**Task goal**
Look through the data and write out every line with the word "label" in it.

** Opening Task material block **

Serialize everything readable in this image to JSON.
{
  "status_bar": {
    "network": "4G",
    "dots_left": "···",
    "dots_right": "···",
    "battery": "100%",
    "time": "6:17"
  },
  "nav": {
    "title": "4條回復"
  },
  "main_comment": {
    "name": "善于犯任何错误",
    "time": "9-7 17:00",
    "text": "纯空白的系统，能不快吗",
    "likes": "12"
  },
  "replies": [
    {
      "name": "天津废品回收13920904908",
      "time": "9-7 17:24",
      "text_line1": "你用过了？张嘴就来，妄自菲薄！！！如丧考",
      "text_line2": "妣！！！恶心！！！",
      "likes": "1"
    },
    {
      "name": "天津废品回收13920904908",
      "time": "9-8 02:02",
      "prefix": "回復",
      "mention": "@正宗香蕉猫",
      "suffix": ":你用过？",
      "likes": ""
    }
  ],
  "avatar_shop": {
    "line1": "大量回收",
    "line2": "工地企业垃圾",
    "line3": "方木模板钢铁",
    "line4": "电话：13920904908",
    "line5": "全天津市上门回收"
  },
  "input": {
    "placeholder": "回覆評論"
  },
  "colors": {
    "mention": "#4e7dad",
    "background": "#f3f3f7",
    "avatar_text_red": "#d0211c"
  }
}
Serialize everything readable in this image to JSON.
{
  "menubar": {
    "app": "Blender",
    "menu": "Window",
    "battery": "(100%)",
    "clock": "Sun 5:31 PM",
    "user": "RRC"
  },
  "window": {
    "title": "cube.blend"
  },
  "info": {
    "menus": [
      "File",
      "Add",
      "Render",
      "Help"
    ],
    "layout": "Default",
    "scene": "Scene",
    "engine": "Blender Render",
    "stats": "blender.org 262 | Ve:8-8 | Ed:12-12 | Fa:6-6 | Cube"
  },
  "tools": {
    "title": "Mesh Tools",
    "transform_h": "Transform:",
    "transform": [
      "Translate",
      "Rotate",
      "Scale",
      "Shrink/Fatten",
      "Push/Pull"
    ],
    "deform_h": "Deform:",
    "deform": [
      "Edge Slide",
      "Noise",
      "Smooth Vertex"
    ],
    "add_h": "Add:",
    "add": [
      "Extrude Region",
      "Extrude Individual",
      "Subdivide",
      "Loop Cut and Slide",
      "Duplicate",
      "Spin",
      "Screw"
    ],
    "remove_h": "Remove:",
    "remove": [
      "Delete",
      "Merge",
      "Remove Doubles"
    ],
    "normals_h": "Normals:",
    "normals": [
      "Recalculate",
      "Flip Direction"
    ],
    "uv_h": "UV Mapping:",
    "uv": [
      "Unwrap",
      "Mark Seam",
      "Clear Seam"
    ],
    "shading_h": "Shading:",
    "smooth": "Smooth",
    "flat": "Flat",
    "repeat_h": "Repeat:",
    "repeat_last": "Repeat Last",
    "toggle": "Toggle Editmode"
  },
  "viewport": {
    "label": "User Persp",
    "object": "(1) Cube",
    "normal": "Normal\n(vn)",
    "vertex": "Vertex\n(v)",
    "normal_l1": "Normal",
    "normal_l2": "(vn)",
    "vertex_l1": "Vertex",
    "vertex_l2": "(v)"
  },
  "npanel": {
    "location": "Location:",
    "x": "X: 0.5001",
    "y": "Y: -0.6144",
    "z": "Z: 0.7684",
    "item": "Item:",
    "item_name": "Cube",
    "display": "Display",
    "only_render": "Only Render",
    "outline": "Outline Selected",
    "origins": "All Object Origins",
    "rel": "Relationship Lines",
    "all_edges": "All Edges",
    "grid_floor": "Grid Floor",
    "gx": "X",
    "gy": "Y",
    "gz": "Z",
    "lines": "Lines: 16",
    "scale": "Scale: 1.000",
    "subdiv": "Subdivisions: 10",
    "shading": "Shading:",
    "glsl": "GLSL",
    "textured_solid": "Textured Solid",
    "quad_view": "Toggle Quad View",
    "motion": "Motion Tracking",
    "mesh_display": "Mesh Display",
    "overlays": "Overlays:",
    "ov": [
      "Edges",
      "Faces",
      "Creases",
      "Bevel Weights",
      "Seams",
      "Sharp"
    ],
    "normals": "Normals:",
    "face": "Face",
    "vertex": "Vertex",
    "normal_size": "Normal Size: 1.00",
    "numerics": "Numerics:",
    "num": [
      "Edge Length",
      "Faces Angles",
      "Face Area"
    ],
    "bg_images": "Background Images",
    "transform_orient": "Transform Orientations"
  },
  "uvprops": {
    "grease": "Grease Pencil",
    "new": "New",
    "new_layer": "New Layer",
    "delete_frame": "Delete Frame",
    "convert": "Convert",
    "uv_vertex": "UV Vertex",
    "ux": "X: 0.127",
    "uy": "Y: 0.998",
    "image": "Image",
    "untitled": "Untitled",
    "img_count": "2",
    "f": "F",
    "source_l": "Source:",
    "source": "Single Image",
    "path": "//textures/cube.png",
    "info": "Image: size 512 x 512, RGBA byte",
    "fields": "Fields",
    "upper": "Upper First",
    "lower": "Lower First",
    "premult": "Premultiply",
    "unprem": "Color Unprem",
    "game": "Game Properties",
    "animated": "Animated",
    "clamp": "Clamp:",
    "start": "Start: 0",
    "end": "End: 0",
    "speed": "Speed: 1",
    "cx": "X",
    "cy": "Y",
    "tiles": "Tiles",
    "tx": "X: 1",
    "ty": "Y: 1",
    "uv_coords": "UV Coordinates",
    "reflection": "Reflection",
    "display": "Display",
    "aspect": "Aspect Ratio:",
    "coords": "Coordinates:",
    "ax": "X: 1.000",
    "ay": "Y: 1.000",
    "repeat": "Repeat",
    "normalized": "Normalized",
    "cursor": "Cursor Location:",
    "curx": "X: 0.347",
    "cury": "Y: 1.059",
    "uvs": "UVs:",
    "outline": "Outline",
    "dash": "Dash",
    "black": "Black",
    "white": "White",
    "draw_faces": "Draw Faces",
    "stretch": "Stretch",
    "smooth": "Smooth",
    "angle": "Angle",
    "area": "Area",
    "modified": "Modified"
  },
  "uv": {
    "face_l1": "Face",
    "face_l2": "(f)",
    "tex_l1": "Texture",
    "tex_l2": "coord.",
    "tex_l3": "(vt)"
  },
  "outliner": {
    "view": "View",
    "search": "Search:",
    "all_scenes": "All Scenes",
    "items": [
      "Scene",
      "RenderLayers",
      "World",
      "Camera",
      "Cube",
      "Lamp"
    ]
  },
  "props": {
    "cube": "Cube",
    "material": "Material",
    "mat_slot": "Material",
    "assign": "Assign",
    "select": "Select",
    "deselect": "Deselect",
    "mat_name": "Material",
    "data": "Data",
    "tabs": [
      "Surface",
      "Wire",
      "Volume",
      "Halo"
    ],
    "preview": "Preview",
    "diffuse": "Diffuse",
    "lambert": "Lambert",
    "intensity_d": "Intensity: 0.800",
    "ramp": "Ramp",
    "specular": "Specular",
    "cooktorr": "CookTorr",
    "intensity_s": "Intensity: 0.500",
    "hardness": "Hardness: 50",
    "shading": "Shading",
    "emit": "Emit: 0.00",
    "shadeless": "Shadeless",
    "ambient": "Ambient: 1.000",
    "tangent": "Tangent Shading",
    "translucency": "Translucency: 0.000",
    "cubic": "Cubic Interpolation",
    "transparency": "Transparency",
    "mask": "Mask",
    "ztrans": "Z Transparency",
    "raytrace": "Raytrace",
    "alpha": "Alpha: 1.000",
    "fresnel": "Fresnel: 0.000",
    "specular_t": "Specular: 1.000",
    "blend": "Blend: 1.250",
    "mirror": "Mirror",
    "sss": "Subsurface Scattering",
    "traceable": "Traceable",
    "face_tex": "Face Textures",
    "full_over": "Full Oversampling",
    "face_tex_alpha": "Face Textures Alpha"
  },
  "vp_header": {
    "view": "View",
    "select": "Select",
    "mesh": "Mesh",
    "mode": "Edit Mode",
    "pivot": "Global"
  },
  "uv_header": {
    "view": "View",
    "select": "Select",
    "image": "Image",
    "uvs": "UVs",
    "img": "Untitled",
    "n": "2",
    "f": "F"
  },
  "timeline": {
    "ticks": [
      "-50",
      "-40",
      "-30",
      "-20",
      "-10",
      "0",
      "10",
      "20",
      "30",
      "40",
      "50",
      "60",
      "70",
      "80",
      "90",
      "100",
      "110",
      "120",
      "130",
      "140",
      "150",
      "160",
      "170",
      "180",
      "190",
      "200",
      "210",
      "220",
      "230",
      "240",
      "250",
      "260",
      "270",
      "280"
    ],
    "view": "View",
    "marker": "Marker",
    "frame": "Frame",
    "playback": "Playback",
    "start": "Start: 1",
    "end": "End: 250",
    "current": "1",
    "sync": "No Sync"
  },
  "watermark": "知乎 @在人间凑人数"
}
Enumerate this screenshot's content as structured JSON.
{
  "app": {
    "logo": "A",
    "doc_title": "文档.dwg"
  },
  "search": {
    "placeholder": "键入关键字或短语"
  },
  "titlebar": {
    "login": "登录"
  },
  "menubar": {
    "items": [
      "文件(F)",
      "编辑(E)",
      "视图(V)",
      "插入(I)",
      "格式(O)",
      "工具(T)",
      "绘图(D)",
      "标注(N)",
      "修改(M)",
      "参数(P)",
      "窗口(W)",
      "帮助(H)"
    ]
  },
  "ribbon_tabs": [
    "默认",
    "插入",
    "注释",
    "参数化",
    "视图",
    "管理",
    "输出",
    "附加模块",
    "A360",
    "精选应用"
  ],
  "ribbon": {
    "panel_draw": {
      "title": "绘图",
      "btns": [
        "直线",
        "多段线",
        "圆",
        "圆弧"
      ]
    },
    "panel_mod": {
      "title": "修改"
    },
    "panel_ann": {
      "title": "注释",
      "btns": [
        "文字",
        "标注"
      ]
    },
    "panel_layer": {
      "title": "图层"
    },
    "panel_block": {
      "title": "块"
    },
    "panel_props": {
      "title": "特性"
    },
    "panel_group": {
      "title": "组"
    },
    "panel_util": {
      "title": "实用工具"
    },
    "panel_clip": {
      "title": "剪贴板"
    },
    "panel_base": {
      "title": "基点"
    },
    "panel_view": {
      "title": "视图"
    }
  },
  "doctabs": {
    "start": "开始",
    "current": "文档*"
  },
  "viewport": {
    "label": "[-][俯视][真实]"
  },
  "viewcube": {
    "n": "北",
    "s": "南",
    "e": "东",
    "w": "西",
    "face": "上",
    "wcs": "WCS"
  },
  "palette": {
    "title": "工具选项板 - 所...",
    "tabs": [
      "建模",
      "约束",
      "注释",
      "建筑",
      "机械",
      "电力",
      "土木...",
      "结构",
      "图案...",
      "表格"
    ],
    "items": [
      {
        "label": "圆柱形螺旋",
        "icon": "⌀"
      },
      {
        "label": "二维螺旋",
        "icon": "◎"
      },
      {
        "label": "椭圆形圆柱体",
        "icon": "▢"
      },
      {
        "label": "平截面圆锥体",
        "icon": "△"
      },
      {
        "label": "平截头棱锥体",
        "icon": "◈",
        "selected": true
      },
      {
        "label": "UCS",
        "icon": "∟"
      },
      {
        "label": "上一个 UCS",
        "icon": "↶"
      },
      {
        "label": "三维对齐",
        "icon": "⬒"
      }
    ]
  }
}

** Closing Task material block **

**Answer box**
    "label": "User Persp",
    "label": "[-][俯视][真实]"
        "label": "圆柱形螺旋",
        "label": "二维螺旋",
        "label": "椭圆形圆柱体",
        "label": "平截面圆锥体",
        "label": "平截头棱锥体",
        "label": "UCS",
        "label": "上一个 UCS",
        "label": "三维对齐",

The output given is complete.